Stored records
▼▼▼
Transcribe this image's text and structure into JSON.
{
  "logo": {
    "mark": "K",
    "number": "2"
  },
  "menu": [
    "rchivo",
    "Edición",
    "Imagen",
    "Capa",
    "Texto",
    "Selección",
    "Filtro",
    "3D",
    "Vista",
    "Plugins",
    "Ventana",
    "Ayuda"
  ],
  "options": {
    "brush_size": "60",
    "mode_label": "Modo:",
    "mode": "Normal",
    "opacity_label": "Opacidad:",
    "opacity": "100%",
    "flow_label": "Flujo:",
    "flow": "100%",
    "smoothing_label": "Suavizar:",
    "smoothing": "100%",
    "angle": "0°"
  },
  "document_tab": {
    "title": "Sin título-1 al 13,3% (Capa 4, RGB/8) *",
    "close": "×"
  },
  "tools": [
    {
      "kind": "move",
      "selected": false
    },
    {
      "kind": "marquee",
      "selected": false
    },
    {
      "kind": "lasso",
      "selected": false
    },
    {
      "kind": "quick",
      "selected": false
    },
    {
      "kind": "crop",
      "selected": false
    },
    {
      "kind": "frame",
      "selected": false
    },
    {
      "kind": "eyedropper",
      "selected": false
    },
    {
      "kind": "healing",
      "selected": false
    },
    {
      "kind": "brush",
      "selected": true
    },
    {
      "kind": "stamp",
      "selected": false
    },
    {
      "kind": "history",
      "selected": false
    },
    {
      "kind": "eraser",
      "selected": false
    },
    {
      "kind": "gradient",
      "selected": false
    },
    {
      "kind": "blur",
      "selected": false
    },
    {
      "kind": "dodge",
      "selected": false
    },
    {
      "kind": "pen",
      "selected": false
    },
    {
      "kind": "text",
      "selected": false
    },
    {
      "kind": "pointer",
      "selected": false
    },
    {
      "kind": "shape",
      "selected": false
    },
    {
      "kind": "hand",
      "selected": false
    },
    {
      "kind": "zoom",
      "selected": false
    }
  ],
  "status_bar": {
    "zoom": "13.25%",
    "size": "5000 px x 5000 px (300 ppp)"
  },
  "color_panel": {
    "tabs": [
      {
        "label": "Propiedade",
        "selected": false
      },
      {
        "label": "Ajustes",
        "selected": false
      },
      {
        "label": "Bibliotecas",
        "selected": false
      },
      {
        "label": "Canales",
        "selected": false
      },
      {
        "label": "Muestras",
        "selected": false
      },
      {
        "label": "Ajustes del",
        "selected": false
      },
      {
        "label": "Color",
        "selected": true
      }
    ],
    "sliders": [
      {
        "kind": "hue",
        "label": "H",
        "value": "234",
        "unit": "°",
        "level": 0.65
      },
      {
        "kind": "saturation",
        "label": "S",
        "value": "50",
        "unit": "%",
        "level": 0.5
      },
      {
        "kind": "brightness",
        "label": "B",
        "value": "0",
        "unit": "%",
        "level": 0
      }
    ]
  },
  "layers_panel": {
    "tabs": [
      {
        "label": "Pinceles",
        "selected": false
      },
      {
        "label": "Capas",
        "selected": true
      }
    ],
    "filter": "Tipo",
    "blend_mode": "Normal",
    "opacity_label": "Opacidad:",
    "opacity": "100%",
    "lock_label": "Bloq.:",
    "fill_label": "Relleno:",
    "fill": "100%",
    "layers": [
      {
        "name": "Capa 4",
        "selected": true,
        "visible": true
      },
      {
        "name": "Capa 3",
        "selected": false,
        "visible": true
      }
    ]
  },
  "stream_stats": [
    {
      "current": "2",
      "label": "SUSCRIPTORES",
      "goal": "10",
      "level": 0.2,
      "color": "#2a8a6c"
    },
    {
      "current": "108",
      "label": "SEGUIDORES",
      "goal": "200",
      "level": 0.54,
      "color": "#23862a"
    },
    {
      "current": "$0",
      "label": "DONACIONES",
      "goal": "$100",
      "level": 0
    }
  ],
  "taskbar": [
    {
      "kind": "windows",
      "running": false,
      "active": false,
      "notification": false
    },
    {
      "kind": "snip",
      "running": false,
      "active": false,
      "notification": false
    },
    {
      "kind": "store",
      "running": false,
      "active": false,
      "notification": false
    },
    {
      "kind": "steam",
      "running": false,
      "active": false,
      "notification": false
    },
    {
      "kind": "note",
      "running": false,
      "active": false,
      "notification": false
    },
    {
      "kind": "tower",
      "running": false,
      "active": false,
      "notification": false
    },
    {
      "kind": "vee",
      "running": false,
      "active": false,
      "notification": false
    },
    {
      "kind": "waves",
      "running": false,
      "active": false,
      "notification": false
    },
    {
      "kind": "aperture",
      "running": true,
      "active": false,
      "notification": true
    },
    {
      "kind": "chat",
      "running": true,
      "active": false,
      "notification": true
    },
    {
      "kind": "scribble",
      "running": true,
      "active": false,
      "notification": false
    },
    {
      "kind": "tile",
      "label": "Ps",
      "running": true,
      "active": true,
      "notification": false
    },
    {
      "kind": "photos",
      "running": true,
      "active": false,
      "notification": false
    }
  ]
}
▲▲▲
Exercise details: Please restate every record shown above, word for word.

Reply:
Transcribe this image's text and structure into JSON.
{
  "logo": {
    "mark": "K",
    "number": "2"
  },
  "menu": [
    "rchivo",
    "Edición",
    "Imagen",
    "Capa",
    "Texto",
    "Selección",
    "Filtro",
    "3D",
    "Vista",
    "Plugins",
    "Ventana",
    "Ayuda"
  ],
  "options": {
    "brush_size": "60",
    "mode_label": "Modo:",
    "mode": "Normal",
    "opacity_label": "Opacidad:",
    "opacity": "100%",
    "flow_label": "Flujo:",
    "flow": "100%",
    "smoothing_label": "Suavizar:",
    "smoothing": "100%",
    "angle": "0°"
  },
  "document_tab": {
    "title": "Sin título-1 al 13,3% (Capa 4, RGB/8) *",
    "close": "×"
  },
  "tools": [
    {
      "kind": "move",
      "selected": false
    },
    {
      "kind": "marquee",
      "selected": false
    },
    {
      "kind": "lasso",
      "selected": false
    },
    {
      "kind": "quick",
      "selected": false
    },
    {
      "kind": "crop",
      "selected": false
    },
    {
      "kind": "frame",
      "selected": false
    },
    {
      "kind": "eyedropper",
      "selected": false
    },
    {
      "kind": "healing",
      "selected": false
    },
    {
      "kind": "brush",
      "selected": true
    },
    {
      "kind": "stamp",
      "selected": false
    },
    {
      "kind": "history",
      "selected": false
    },
    {
      "kind": "eraser",
      "selected": false
    },
    {
      "kind": "gradient",
      "selected": false
    },
    {
      "kind": "blur",
      "selected": false
    },
    {
      "kind": "dodge",
      "selected": false
    },
    {
      "kind": "pen",
      "selected": false
    },
    {
      "kind": "text",
      "selected": false
    },
    {
      "kind": "pointer",
      "selected": false
    },
    {
      "kind": "shape",
      "selected": false
    },
    {
      "kind": "hand",
      "selected": false
    },
    {
      "kind": "zoom",
      "selected": false
    }
  ],
  "status_bar": {
    "zoom": "13.25%",
    "size": "5000 px x 5000 px (300 ppp)"
  },
  "color_panel": {
    "tabs": [
      {
        "label": "Propiedade",
        "selected": false
      },
      {
        "label": "Ajustes",
        "selected": false
      },
      {
        "label": "Bibliotecas",
        "selected": false
      },
      {
        "label": "Canales",
        "selected": false
      },
      {
        "label": "Muestras",
        "selected": false
      },
      {
        "label": "Ajustes del",
        "selected": false
      },
      {
        "label": "Color",
        "selected": true
      }
    ],
    "sliders": [
      {
        "kind": "hue",
        "label": "H",
        "value": "234",
        "unit": "°",
        "level": 0.65
      },
      {
        "kind": "saturation",
        "label": "S",
        "value": "50",
        "unit": "%",
        "level": 0.5
      },
      {
        "kind": "brightness",
        "label": "B",
        "value": "0",
        "unit": "%",
        "level": 0
      }
    ]
  },
  "layers_panel": {
    "tabs": [
      {
        "label": "Pinceles",
        "selected": false
      },
      {
        "label": "Capas",
        "selected": true
      }
    ],
    "filter": "Tipo",
    "blend_mode": "Normal",
    "opacity_label": "Opacidad:",
    "opacity": "100%",
    "lock_label": "Bloq.:",
    "fill_label": "Relleno:",
    "fill": "100%",
    "layers": [
      {
        "name": "Capa 4",
        "selected": true,
        "visible": true
      },
      {
        "name": "Capa 3",
        "selected": false,
        "visible": true
      }
    ]
  },
  "stream_stats": [
    {
      "current": "2",
      "label": "SUSCRIPTORES",
      "goal": "10",
      "level": 0.2,
      "color": "#2a8a6c"
    },
    {
      "current": "108",
      "label": "SEGUIDORES",
      "goal": "200",
      "level": 0.54,
      "color": "#23862a"
    },
    {
      "current": "$0",
      "label": "DONACIONES",
      "goal": "$100",
      "level": 0
    }
  ],
  "taskbar": [
    {
      "kind": "windows",
      "running": false,
      "active": false,
      "notification": false
    },
    {
      "kind": "snip",
      "running": false,
      "active": false,
      "notification": false
    },
    {
      "kind": "store",
      "running": false,
      "active": false,
      "notification": false
    },
    {
      "kind": "steam",
      "running": false,
      "active": false,
      "notification": false
    },
    {
      "kind": "note",
      "running": false,
      "active": false,
      "notification": false
    },
    {
      "kind": "tower",
      "running": false,
      "active": false,
      "notification": false
    },
    {
      "kind": "vee",
      "running": false,
      "active": false,
      "notification": false
    },
    {
      "kind": "waves",
      "running": false,
      "active": false,
      "notification": false
    },
    {
      "kind": "aperture",
      "running": true,
      "active": false,
      "notification": true
    },
    {
      "kind": "chat",
      "running": true,
      "active": false,
      "notification": true
    },
    {
      "kind": "scribble",
      "running": true,
      "active": false,
      "notification": false
    },
    {
      "kind": "tile",
      "label": "Ps",
      "running": true,
      "active": true,
      "notification": false
    },
    {
      "kind": "photos",
      "running": true,
      "active": false,
      "notification": false
    }
  ]
}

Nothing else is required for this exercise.